Section 349 of the Immigration and Nationality Act (8 U.S.C. 1481), as amended, states that U.S. citizens are subject to loss of citizenship if they perform certain specified acts voluntarily and with the intention to relinquish U.S. citizenship. Briefly stated, these acts include: # obtaining naturalization in a foreign state (Sec. 349 (a) (1) INA); # taking an oath, affirmation or other formal declaration to a foreign state or its political subdivisions (Sec. 349 (a) (2) INA); # entering or serving in the armed forces of a foreign state engaged in hostilities against the U.S. or serving as a commissioned or non-commissioned officer in the armed forces of a foreign state (Sec. 349 (a) (3) INA); # accepting employment with a foreign government if (a) one has the nationality of that foreign state or (b) an oath or declaration of allegiance is required in accepting the position (Sec. 349 (a) (4) INA); # formally renouncing U.S. citizenship before a U.S. diplomatic or consular officer outside the United States (sec. 349 (a) (5) INA); # formally renouncing U.S. citizenship within the U.S. (but only under strict, narrow statutory conditions) (Sec. 349 (a) (6) INA); # conviction for an act of treason (Sec. 349 (a) (7) INA). From the US Department of State
The one definite way is to formally renounce your US citizenship at a US Embassy or Consulate. There used to be an entire list of ways, but court decisions have increasingly ruled against them.
POTENTIALLY EXPATRIATING ACTS
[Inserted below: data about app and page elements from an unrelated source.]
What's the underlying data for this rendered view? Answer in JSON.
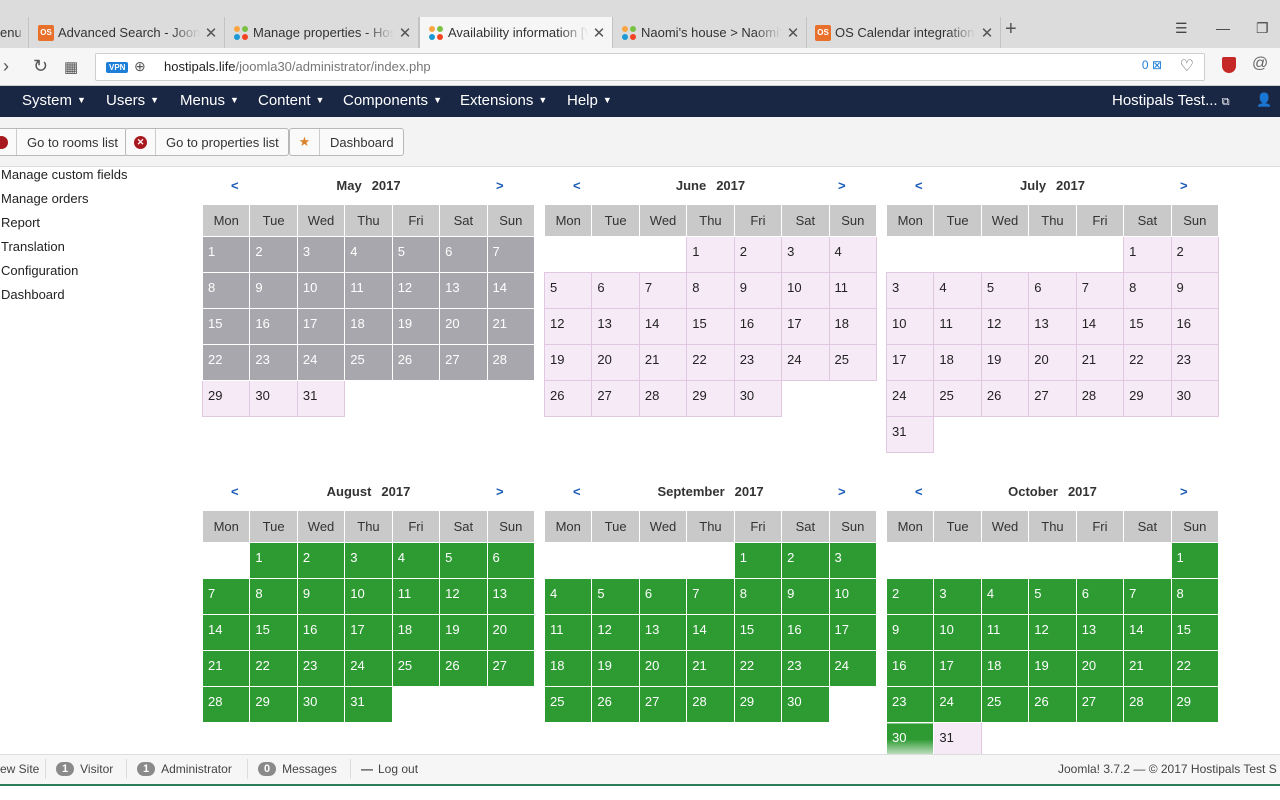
{
  "browser": {
    "tabs": [
      {
        "label": "enu",
        "icon": "none"
      },
      {
        "label": "Advanced Search - Joom D",
        "icon": "os-icon"
      },
      {
        "label": "Manage properties - Hosti",
        "icon": "joomla-icon"
      },
      {
        "label": "Availability information [W",
        "icon": "joomla-icon"
      },
      {
        "label": "Naomi's house > Naomi's",
        "icon": "joomla-icon"
      },
      {
        "label": "OS Calendar integration (1",
        "icon": "os-icon"
      }
    ],
    "url_host": "hostipals.life",
    "url_path": "/joomla30/administrator/index.php",
    "vpn_label": "VPN",
    "adblock_count": "0"
  },
  "navbar": {
    "menus": [
      "System",
      "Users",
      "Menus",
      "Content",
      "Components",
      "Extensions",
      "Help"
    ],
    "site_name": "Hostipals Test..."
  },
  "toolbar": {
    "rooms": "Go to rooms list",
    "properties": "Go to properties list",
    "dashboard": "Dashboard"
  },
  "sidebar": [
    "Manage custom fields",
    "Manage orders",
    "Report",
    "Translation",
    "Configuration",
    "Dashboard"
  ],
  "weekdays": [
    "Mon",
    "Tue",
    "Wed",
    "Thu",
    "Fri",
    "Sat",
    "Sun"
  ],
  "calendar_nav": {
    "prev": "<",
    "next": ">"
  },
  "legend_colors": {
    "past": "#a8a7ad",
    "available": "#f7eaf7",
    "booked": "#2d9a32"
  },
  "calendars": [
    {
      "month": "May",
      "year": "2017",
      "offset": 0,
      "days": 31,
      "past_until": 28,
      "booked": []
    },
    {
      "month": "June",
      "year": "2017",
      "offset": 3,
      "days": 30,
      "past_until": 0,
      "booked": []
    },
    {
      "month": "July",
      "year": "2017",
      "offset": 5,
      "days": 31,
      "past_until": 0,
      "booked": []
    },
    {
      "month": "August",
      "year": "2017",
      "offset": 1,
      "days": 31,
      "past_until": 0,
      "booked_from": 1,
      "booked_to": 31
    },
    {
      "month": "September",
      "year": "2017",
      "offset": 4,
      "days": 30,
      "past_until": 0,
      "booked_from": 1,
      "booked_to": 30
    },
    {
      "month": "October",
      "year": "2017",
      "offset": 6,
      "days": 31,
      "past_until": 0,
      "booked_from": 1,
      "booked_to": 29,
      "half_day": 30
    }
  ],
  "statusbar": {
    "view_site": "ew Site",
    "visitors_count": "1",
    "visitors_label": "Visitor",
    "admins_count": "1",
    "admins_label": "Administrator",
    "messages_count": "0",
    "messages_label": "Messages",
    "logout": "Log out",
    "version": "Joomla! 3.7.2  —  © 2017 Hostipals Test S"
  }
}
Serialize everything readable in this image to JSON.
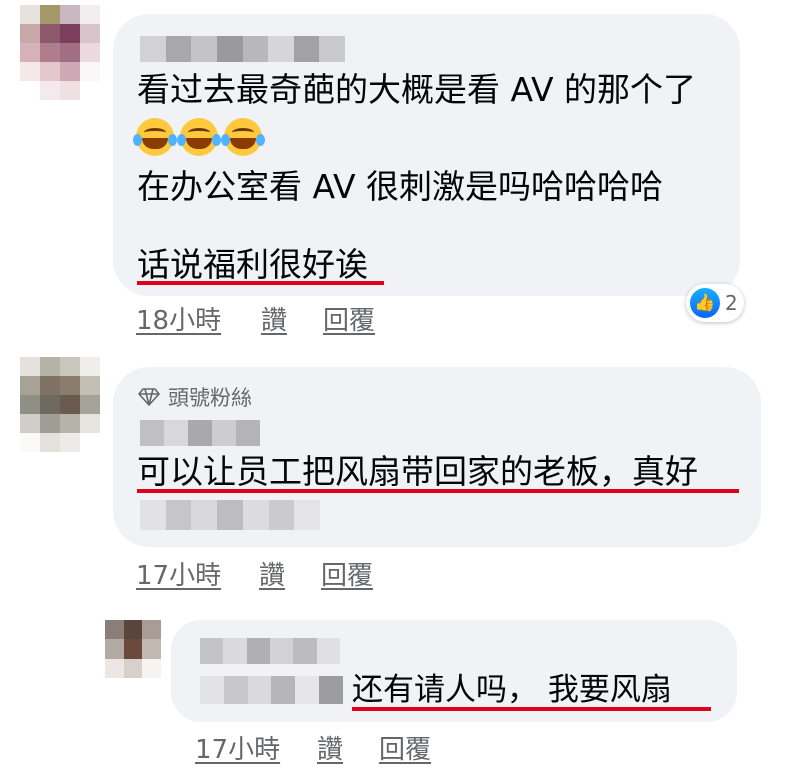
{
  "comments": [
    {
      "text_lines": [
        "看过去最奇葩的大概是看 AV 的那个了",
        "在办公室看 AV 很刺激是吗哈哈哈哈",
        "话说福利很好诶"
      ],
      "emoji": "face-with-tears-of-joy x3",
      "timestamp": "18小時",
      "like_label": "讚",
      "reply_label": "回覆",
      "reaction_count": "2",
      "reaction_icon": "like-icon"
    },
    {
      "badge_label": "頭號粉絲",
      "badge_icon": "diamond-icon",
      "text": "可以让员工把风扇带回家的老板，真好",
      "timestamp": "17小時",
      "like_label": "讚",
      "reply_label": "回覆"
    },
    {
      "text": "还有请人吗， 我要风扇",
      "timestamp": "17小時",
      "like_label": "讚",
      "reply_label": "回覆"
    }
  ],
  "colors": {
    "bubble": "#f0f2f5",
    "meta_text": "#65676b",
    "highlight_underline": "#e0001b",
    "like_blue": "#0866ff"
  }
}
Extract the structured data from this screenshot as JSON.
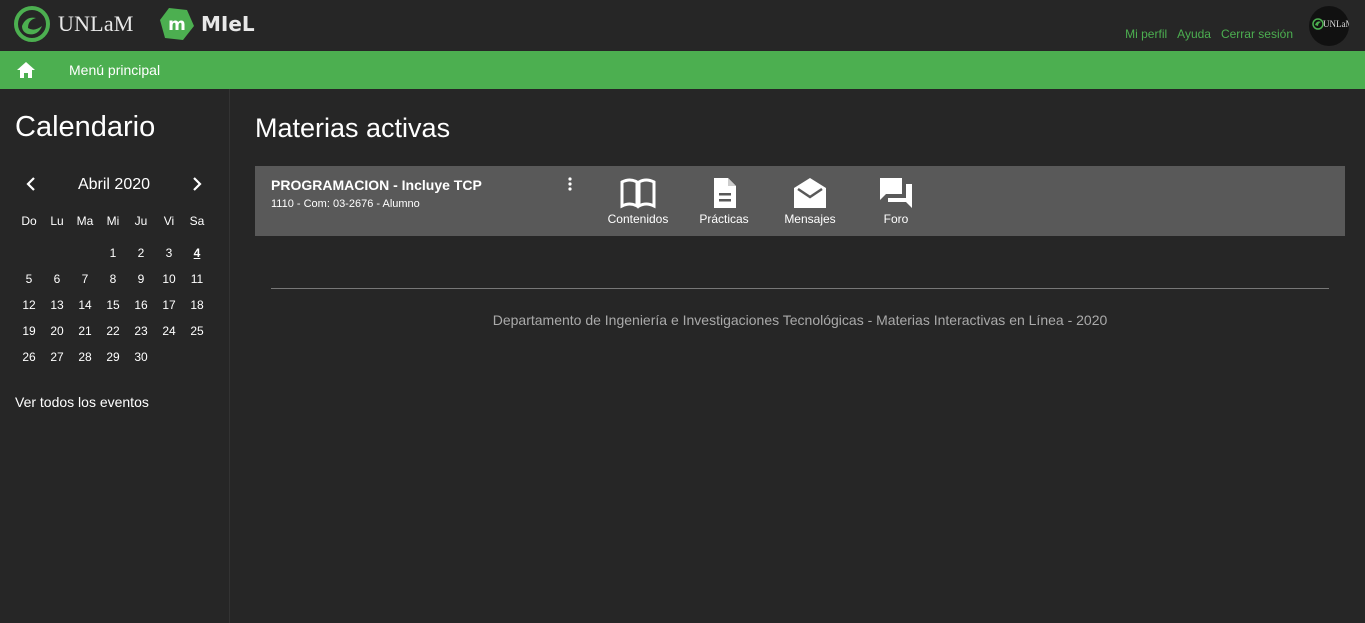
{
  "header": {
    "unlam_logo_text": "UNLaM",
    "miel_logo_text": "MIeL",
    "miel_badge_letter": "m",
    "links": [
      "Mi perfil",
      "Ayuda",
      "Cerrar sesión"
    ],
    "avatar_text": "UNLaM",
    "accent_color": "#4caf50"
  },
  "navbar": {
    "home_icon": "home-icon",
    "label": "Menú principal"
  },
  "sidebar": {
    "title": "Calendario",
    "month_label": "Abril 2020",
    "weekdays": [
      "Do",
      "Lu",
      "Ma",
      "Mi",
      "Ju",
      "Vi",
      "Sa"
    ],
    "weeks": [
      [
        "",
        "",
        "",
        "1",
        "2",
        "3",
        "4"
      ],
      [
        "5",
        "6",
        "7",
        "8",
        "9",
        "10",
        "11"
      ],
      [
        "12",
        "13",
        "14",
        "15",
        "16",
        "17",
        "18"
      ],
      [
        "19",
        "20",
        "21",
        "22",
        "23",
        "24",
        "25"
      ],
      [
        "26",
        "27",
        "28",
        "29",
        "30",
        "",
        ""
      ]
    ],
    "today": "4",
    "events_link": "Ver todos los eventos"
  },
  "main": {
    "title": "Materias activas",
    "courses": [
      {
        "name": "PROGRAMACION - Incluye TCP",
        "meta": "1110 - Com: 03-2676 - Alumno",
        "actions": [
          {
            "label": "Contenidos",
            "icon": "book-icon"
          },
          {
            "label": "Prácticas",
            "icon": "document-icon"
          },
          {
            "label": "Mensajes",
            "icon": "mail-open-icon"
          },
          {
            "label": "Foro",
            "icon": "forum-icon"
          }
        ]
      }
    ]
  },
  "footer": {
    "text": "Departamento de Ingeniería e Investigaciones Tecnológicas - Materias Interactivas en Línea - 2020"
  }
}
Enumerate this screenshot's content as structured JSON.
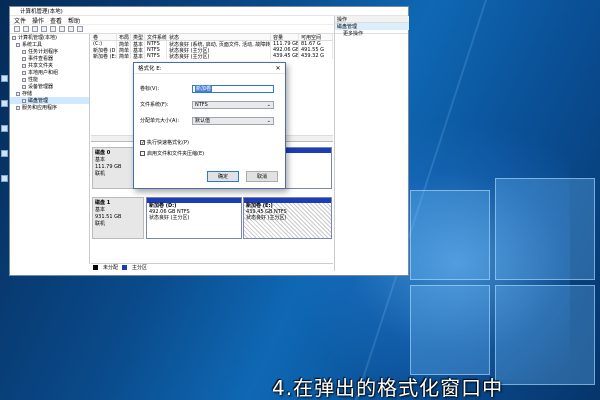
{
  "window": {
    "title": "计算机管理(本地)",
    "menu": [
      "文件",
      "操作",
      "查看",
      "帮助"
    ]
  },
  "tree": [
    {
      "label": "计算机管理(本地)",
      "indent": 0
    },
    {
      "label": "系统工具",
      "indent": 1
    },
    {
      "label": "任务计划程序",
      "indent": 2
    },
    {
      "label": "事件查看器",
      "indent": 2
    },
    {
      "label": "共享文件夹",
      "indent": 2
    },
    {
      "label": "本地用户和组",
      "indent": 2
    },
    {
      "label": "性能",
      "indent": 2
    },
    {
      "label": "设备管理器",
      "indent": 2
    },
    {
      "label": "存储",
      "indent": 1
    },
    {
      "label": "磁盘管理",
      "indent": 2,
      "selected": true
    },
    {
      "label": "服务和应用程序",
      "indent": 1
    }
  ],
  "volume_table": {
    "headers": [
      "卷",
      "布局",
      "类型",
      "文件系统",
      "状态",
      "容量",
      "可用空间"
    ],
    "rows": [
      [
        "(C:)",
        "简单",
        "基本",
        "NTFS",
        "状态良好 (系统, 启动, 页面文件, 活动, 故障转储, 主分区)",
        "111.79 GB",
        "81.67 G"
      ],
      [
        "新加卷 (D:)",
        "简单",
        "基本",
        "NTFS",
        "状态良好 (主分区)",
        "492.06 GB",
        "491.55 G"
      ],
      [
        "新加卷 (E:)",
        "简单",
        "基本",
        "NTFS",
        "状态良好 (主分区)",
        "439.45 GB",
        "439.32 G"
      ]
    ]
  },
  "disks": [
    {
      "name": "磁盘 0",
      "type": "基本",
      "size": "111.79 GB",
      "status": "联机"
    },
    {
      "name": "磁盘 1",
      "type": "基本",
      "size": "931.51 GB",
      "status": "联机"
    }
  ],
  "disk1_partitions": [
    {
      "label": "新加卷 (D:)",
      "size": "492.06 GB NTFS",
      "status": "状态良好 (主分区)"
    },
    {
      "label": "新加卷 (E:)",
      "size": "439.45 GB NTFS",
      "status": "状态良好 (主分区)"
    }
  ],
  "legend": [
    {
      "label": "未分配",
      "color": "#000000"
    },
    {
      "label": "主分区",
      "color": "#1d3db4"
    }
  ],
  "actions": {
    "header": "操作",
    "section": "磁盘管理",
    "item": "更多操作"
  },
  "format_dialog": {
    "title": "格式化 E:",
    "volume_label": "卷标(V):",
    "volume_value": "新加卷",
    "fs_label": "文件系统(F):",
    "fs_value": "NTFS",
    "alloc_label": "分配单元大小(A):",
    "alloc_value": "默认值",
    "quick_format": "执行快速格式化(P)",
    "compression": "启用文件和文件夹压缩(E)",
    "ok": "确定",
    "cancel": "取消"
  },
  "caption": "4.在弹出的格式化窗口中"
}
Section 349 of the Immigration and Nationality Act (8 U.S.C. 1481), as amended, states that U.S. citizens are subject to loss of citizenship if they perform certain specified acts voluntarily and with the intention to relinquish U.S. citizenship. These acts include:
You cannot 'lose' your citizenship, No matter if you move to a different country you'll always be an US citizen unless you go through legal ways to change that; Its your choice though. If you break the law or anything of that nature you can have some of your rights revoked or temporarily suspended but your citizenship is still intact.
In the US, there are several ways to lose your citizenship:
you can lose your citizenship by :
by not doing what they are soppuse to do. They need to obey they laws and do the right thing
(in the US) Swearing allegiance to a foreign nation and/or taking up arms against the US.
Heinous crimes, such as terrorism.
Not unless you renounce your Canadian citizenship voluntarily.
you can have two citizenships
No you cannot lose it generally, you can only lose it if 1) you have commited some kind of major crime 2) you have lied when applying for citizenship 3) you got another countries nationality/citizenship before 2002
no you won't, you will have a dual citizenship which ok, but you can't swear to both countries
According to the Ethiopian Nationality Law Proclamation, one can lose their Ethiopian citizenship if they renounce it. One can also lose their citizenship if one of the parents of an Ethiopian child is not an Ethiopian citizen. If one has been discharged from the law or gotten in trouble with the law loss of Ethiopian citizenship is also eminent.
you are the one who voluntare to loss your citizenship
NoSee US Citizenship and Moving Abroad.http://www.richw.org/dualcit/faq.html
No, you don't.
If you apply for citizenship in another country your US citizenship is automatically revoked. The US does not recognize dual citizenship. You revoke it in writing at a US embassy, outside the US.